Exercise data:
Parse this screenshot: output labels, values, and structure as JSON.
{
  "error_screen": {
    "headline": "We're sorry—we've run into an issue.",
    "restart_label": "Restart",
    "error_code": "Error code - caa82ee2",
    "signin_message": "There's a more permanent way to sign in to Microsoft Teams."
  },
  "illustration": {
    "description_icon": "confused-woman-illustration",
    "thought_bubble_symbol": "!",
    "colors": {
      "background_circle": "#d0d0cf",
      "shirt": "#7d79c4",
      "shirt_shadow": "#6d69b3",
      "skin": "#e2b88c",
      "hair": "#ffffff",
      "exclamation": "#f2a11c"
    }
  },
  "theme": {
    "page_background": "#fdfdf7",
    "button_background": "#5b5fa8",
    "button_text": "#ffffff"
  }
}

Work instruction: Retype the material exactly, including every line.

Solution to the exercise:
Parse this screenshot: output labels, values, and structure as JSON.
{
  "error_screen": {
    "headline": "We're sorry—we've run into an issue.",
    "restart_label": "Restart",
    "error_code": "Error code - caa82ee2",
    "signin_message": "There's a more permanent way to sign in to Microsoft Teams."
  },
  "illustration": {
    "description_icon": "confused-woman-illustration",
    "thought_bubble_symbol": "!",
    "colors": {
      "background_circle": "#d0d0cf",
      "shirt": "#7d79c4",
      "shirt_shadow": "#6d69b3",
      "skin": "#e2b88c",
      "hair": "#ffffff",
      "exclamation": "#f2a11c"
    }
  },
  "theme": {
    "page_background": "#fdfdf7",
    "button_background": "#5b5fa8",
    "button_text": "#ffffff"
  }
}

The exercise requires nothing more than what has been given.